Something like the Hunting Party probably shows Furman at his best when it came to characters, Needlenose, Spinster and Snarler and all quickly laid out in five pages and feel like distinctive characters very quickly. Or how the Sparlklebots manage to all get a little bit of individuality despite débuting in a plot packed issue full of big hitters.
He did have his misses as well (Triggerbots, ouch) and not everyone got focus, but considering we're talking about a series that introduced 30ish characters in its first issue and only went up from there I don't think it would have been possible for anyone to balance the characters better than he managed.
I think the first instance I noticed this was in the "Target: 2006" issue narrated by Ironhide, where he makes the decision to get Megatron's help. When a character is the freakin' *narrator* of an issue, you'd think he'd evidence at least some tiny spark of an original personality. But no, Furman doesn't once give him anything other than Generic Autobot words and thoughts. I swear, it's like the only reason it's Ironhide in that role is because Furman randomly picked his name out of a bag.
I don't know, with that example it's Ironhide as the no-nonsense pragmatist who does what he thinks needs to be done. Of the Autobots featured in that story he'd be the only one I could easily see digging Megatron. There's also a lack of flourish or embellishment to his narration that fits his character as well (compared to Ultra Magnus' narration a few issues later as he explains his fight with Galvatron where even in a totally serious situation there's a bit of dry sardonic wit which isn't there for Ironhide).

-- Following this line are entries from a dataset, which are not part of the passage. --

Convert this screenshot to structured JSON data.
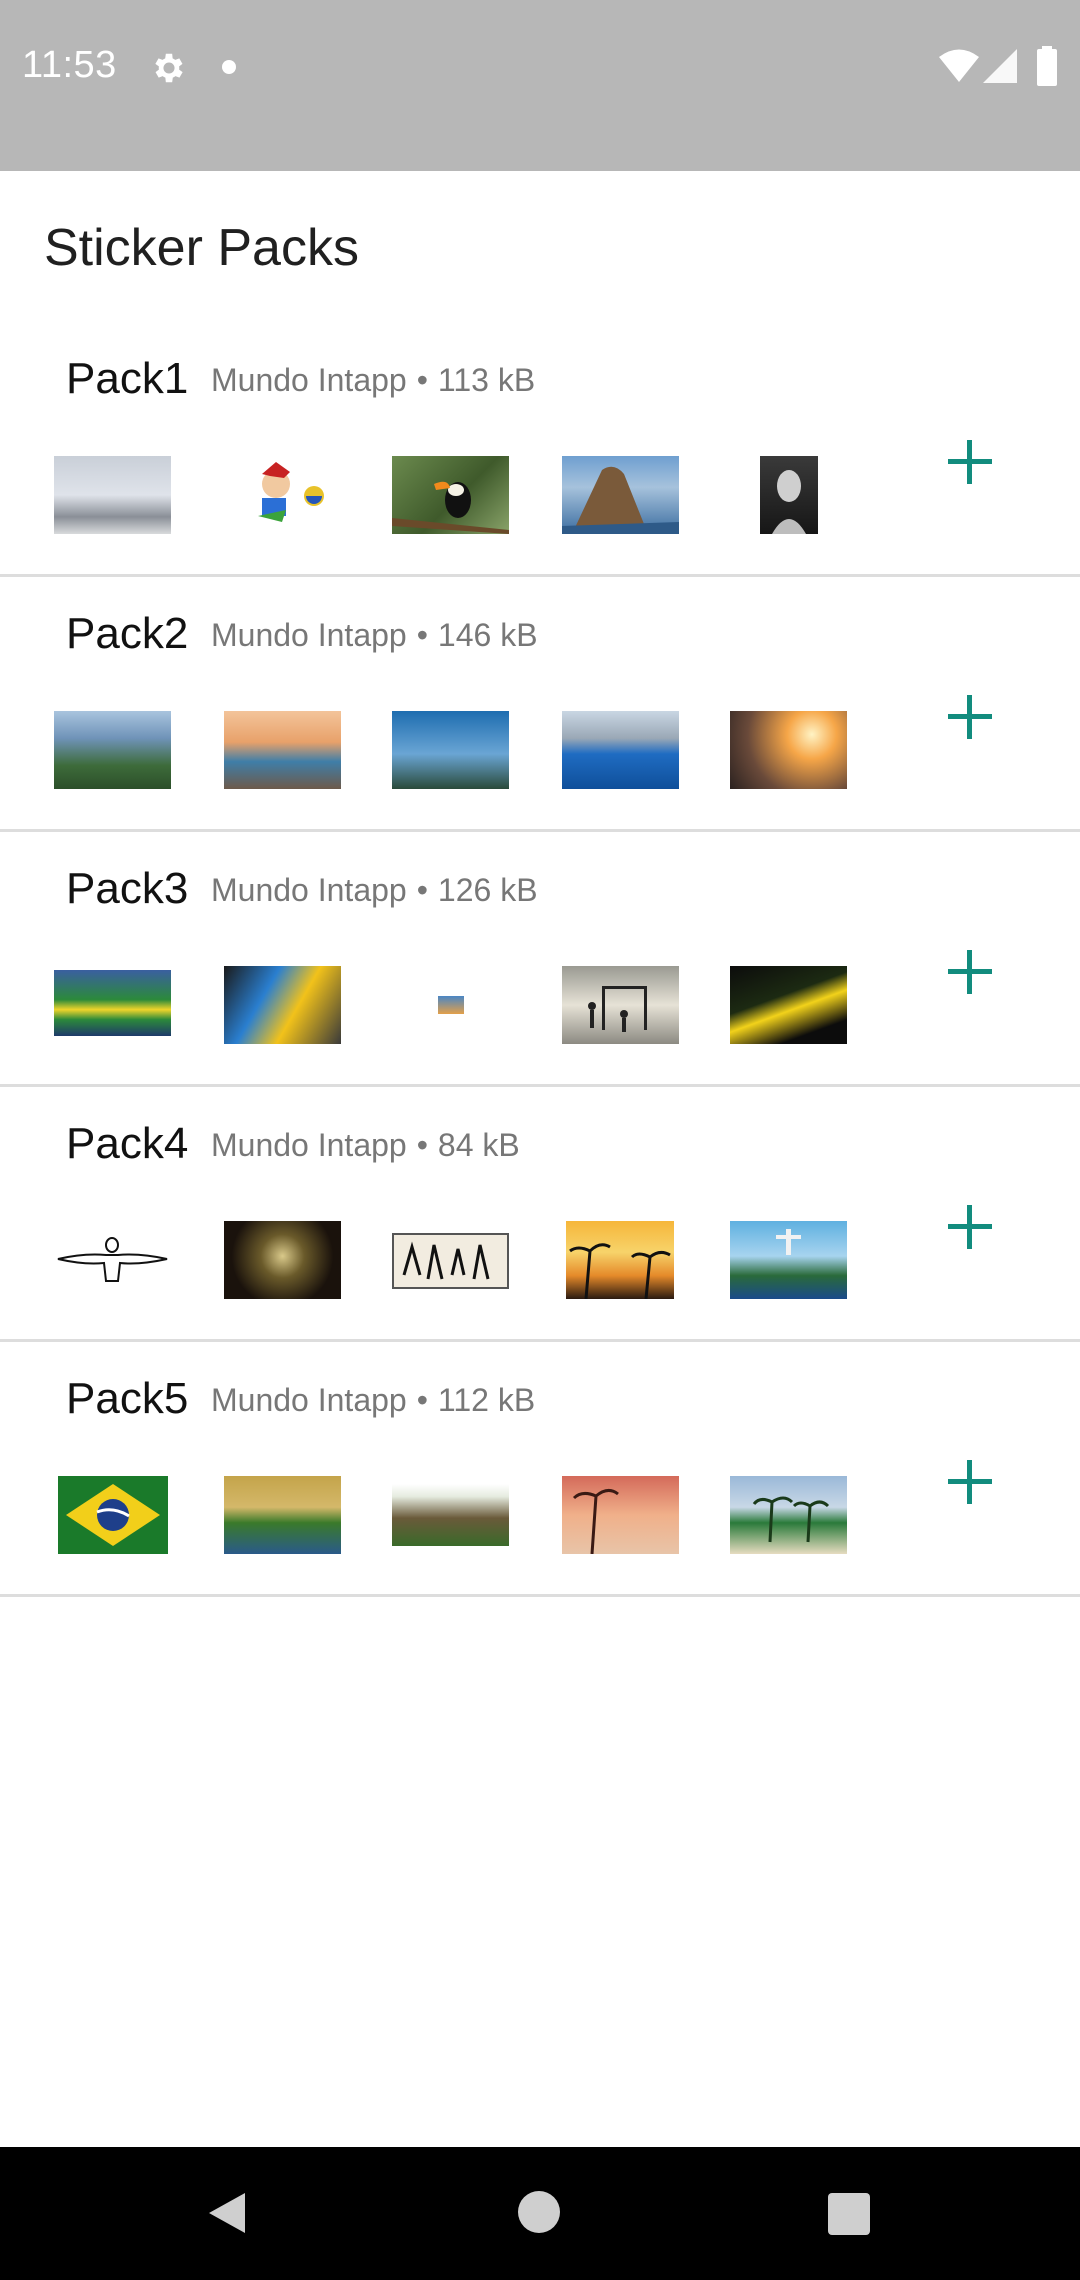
{
  "status_bar": {
    "time": "11:53",
    "icons": [
      "gear-icon",
      "notification-dot-icon",
      "wifi-icon",
      "signal-icon",
      "battery-icon"
    ]
  },
  "page": {
    "title": "Sticker Packs"
  },
  "colors": {
    "accent": "#128c7e",
    "status_bar": "#b7b7b7",
    "divider": "#dddddd"
  },
  "packs": [
    {
      "name": "Pack1",
      "publisher": "Mundo Intapp",
      "separator": "•",
      "size": "113 kB"
    },
    {
      "name": "Pack2",
      "publisher": "Mundo Intapp",
      "separator": "•",
      "size": "146 kB"
    },
    {
      "name": "Pack3",
      "publisher": "Mundo Intapp",
      "separator": "•",
      "size": "126 kB"
    },
    {
      "name": "Pack4",
      "publisher": "Mundo Intapp",
      "separator": "•",
      "size": "84 kB"
    },
    {
      "name": "Pack5",
      "publisher": "Mundo Intapp",
      "separator": "•",
      "size": "112 kB"
    }
  ],
  "nav_bar": {
    "icons": [
      "back-icon",
      "home-icon",
      "recents-icon"
    ]
  }
}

The current "G1" version of Ironhide, the out and out angry hothead wouldn't behave like that, but that was never what the Marvel version was like (being more an exaggeration of how he was in the cartoon). Same as Furman's current take on Ultra Magnus wouldn't be cracking self aware jokes at Galvatron as they fought (as I suspect we'll see at some point in Reg).
Even in Perchance to Dream where he's insubordinate and ends up annoyed with the humans his take down of the terrorists is still well done in a cool efficient way.
Warcry wrote:I've never read any of Furman's non-TF stuff, but after reading this paragraph I felt compelled to pop in and say how uncannily similar this sounds to Furman's first Beast Wars miniseries. The poor grasp of time travel, the shoehorning of a popular character who has no real impact on the story....
That's harsh on the She Hulk story which is very very very very very very silly but ultimately harmless.